COVID-19 has provided the market with a prime example of why investors should be open to consumer staples stocks. During the 11-year bull market that ended last month, consumer staples have generally been unexciting investments, with low growth, high-valuation multiples, and decent but not spectacular dividends. However, with the current coronavirus outbreak and state-imposed quarantines, we're all getting a lesson why consumer staples stocks can make great investments for risk-off portfolios for those near retirement.
Diversified consumer staples conglomerates sell things that people use everyday in their homes, such as toilet paper, paper towels, chips, sodas, soap, soup, and other items we're all using a lot more of these days.
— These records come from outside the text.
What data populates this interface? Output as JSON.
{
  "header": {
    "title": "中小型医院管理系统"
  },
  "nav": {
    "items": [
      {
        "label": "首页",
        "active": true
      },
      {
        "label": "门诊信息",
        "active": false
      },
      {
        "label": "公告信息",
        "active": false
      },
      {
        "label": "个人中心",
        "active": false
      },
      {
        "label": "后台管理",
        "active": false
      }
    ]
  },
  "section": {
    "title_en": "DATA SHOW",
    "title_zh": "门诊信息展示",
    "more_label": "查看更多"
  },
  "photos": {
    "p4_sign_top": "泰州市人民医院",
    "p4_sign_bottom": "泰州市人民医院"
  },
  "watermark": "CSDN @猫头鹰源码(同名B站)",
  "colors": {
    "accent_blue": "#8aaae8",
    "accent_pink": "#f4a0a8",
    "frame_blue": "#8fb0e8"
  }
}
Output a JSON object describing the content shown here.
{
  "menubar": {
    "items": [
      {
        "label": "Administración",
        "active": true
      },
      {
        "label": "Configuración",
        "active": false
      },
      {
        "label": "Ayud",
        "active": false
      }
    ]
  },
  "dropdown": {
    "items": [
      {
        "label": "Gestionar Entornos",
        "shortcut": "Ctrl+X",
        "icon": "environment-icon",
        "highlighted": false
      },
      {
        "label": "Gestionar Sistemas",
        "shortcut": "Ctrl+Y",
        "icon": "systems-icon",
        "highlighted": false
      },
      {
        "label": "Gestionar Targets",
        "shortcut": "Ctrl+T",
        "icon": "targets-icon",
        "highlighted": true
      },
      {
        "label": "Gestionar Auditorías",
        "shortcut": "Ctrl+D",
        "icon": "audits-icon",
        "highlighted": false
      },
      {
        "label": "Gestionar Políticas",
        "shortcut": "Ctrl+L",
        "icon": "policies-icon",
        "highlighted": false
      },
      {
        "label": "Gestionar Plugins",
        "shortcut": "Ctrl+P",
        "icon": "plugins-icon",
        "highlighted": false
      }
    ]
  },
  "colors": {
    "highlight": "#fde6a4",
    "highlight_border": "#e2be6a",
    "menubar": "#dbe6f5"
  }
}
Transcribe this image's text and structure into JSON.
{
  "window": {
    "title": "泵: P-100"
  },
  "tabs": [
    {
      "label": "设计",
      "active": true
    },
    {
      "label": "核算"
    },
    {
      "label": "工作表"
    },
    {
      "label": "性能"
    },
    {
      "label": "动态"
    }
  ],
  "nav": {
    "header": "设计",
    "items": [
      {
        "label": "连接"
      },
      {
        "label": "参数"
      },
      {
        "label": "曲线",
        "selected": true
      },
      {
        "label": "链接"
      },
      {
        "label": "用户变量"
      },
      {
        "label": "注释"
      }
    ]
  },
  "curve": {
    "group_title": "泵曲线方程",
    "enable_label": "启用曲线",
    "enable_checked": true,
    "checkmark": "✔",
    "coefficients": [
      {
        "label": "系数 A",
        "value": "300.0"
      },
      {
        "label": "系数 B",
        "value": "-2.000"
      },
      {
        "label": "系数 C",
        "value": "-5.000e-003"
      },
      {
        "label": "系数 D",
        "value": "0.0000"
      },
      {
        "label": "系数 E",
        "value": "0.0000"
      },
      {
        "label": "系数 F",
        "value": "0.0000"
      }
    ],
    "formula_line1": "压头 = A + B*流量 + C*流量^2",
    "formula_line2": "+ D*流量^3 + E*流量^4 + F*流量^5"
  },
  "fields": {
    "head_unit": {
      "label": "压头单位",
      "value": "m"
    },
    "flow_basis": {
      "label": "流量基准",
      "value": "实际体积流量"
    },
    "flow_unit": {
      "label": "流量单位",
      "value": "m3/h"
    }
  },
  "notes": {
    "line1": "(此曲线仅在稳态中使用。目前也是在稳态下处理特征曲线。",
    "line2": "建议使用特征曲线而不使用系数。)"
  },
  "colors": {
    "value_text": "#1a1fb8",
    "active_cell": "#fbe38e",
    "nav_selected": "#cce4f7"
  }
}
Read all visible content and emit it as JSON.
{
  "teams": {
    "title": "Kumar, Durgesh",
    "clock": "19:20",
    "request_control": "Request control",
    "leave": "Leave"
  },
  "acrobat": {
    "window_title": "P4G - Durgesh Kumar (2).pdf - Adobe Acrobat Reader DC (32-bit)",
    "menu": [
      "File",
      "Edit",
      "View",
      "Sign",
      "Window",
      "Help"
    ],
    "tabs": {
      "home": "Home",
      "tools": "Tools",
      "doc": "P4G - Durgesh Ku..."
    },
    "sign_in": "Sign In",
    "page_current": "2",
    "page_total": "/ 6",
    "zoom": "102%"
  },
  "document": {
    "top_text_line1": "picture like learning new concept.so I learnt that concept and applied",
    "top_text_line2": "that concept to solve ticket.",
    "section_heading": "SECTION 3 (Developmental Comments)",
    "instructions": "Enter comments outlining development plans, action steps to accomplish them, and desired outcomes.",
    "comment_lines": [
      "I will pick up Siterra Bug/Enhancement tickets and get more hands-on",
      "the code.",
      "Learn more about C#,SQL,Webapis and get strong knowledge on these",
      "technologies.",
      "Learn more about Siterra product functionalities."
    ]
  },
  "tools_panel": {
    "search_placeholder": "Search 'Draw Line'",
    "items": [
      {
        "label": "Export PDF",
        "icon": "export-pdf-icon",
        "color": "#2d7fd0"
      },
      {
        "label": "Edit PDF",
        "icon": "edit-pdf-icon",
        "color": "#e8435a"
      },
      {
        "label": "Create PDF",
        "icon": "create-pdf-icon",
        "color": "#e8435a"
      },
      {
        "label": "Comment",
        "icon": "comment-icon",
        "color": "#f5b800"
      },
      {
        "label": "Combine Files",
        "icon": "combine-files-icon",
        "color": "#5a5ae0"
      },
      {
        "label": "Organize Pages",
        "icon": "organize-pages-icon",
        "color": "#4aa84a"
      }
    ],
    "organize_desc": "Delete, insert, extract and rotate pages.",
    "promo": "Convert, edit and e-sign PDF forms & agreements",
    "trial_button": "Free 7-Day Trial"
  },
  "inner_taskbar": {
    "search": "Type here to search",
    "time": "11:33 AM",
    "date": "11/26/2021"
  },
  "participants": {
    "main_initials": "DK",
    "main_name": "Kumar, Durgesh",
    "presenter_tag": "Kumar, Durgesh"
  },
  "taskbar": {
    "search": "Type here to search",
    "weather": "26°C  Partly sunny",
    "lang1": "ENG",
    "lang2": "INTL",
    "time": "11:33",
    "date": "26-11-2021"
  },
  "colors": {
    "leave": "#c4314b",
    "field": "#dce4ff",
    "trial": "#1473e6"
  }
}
And because of the unique nature of the COVID-19 downturn, cleaning products are likely even more in demand than they otherwise would be in a typical recession.
In that light, here are a few consumer staples stocks to consider for your dividend portfolio during the quarantine period and beyond.
Though known for its namesake Pepsi brand, PepsiCo (NASDAQ:PEP) has a product portfolio almost evenly divided between snacks and beverages. Analysts think that its high-margin Frito-Lay division may benefit this quarter from consumers stocking up on chips amid the recent quarantines, and they've also cheered the company's strong balance sheet, which should insure the stability and growth of Pepsi's 3.1% dividend.
In addition, Pepsi has a strong beverage portfolio, not only with its namesake Pepsi brand, but also with new addition Bubly, which has made a name for itself in the high-growth sparkling-water market. Pepsi also owns the Gatorade sports drink brand, which consumers may also be stocking in order to have a hydrating, electrolyte-rich beverage on hand in case they get sick. Finally, Pepsi just made a big move in March by scooping up Rockstar Energy for $3.85 billion.
And in a show of strength, PepsiCo also recently announced it would be hiring 6,000 full-time employees amid the outbreak, in addition to raising pay for 90,000 front-line employees by at least $100 per week.
PepsiCo currently trades at a very reasonable 25 times earnings. On its latest earnings release, management predicted 4% organic revenue growth and 7% EPS growth in constant currency for 2020. It's unclear how much that will change with COVID-19, but Pepsi's earnings should be relatively solid as it gets through the year.
Procter & Gamble
In difficult times, it's usually a good idea to go with the largest and strongest leaders in any particular sector. For consumer staples, that means Procter & Gamble (NYSE:PG). The Cincinnati-based consumer goods giant holds an admirable portfolio, including Tide detergent, Comet cleaners, Head & Shoulders shampoo, Crest toothpaste, and many other products that consumers will use regularly, recession or not.
Not only is Procter & Gamble the largest consumer staples stock in the world, with a market capitalization of around $291 billion, but it's also among the fastest growing. Last quarter, Procter & Gamble's organic revenue grew 5%. Thanks to a years-long efficiency effort, earnings per share grew 15% on a constant-currency basis. P&G currently trades at about 21 times 2020 earnings projections and sports a dividend yield of 2.5%. While that dividend may not be the most exciting, a 2.5% dividend that's likely to grow every year looks a heck of a lot better than a 10-year Treasury note yielding a measly 0.74%.
Finally, Unilever (NYSE:UL) is another large staples company. Based in the Netherlands, Unilever has a market capitalization of $135 billion, and the stock trades at a very reasonable 20.3 times earnings, with a dividend yield of 3.63%. If worried about another downturn, that's a very reasonable price to pay for this consumer staples giant, home to Hellmann's mayonnaise, Lipton tea, Breyer's ice cream and Axe body spray. But perhaps the most important brand to Unilever is Dove soap, the most popular soap brand in the U.S. and U.K.
It's highly likely that during the COVID-19 outbreak, people will be washing their hands more often, which will mean they'll run through soap faster. If that theory proves correct, Unilever's Dove brand stands to benefit the most.
Unilever has also been operating well as of late. Last year, sales grew 2.9%, but underlying operating margin (adjusted for an accounting change) expanded 50 basis points, with underlying earnings per share growing at a greater 8.1%. Unilever has been streamlining its business over the past few years, and that solid profit expansion shows the fruits of those efforts. With soap sales set to rise amid the outbreak, Unilever looks like another solid consumer staples pick, and with a very nice dividend to boot.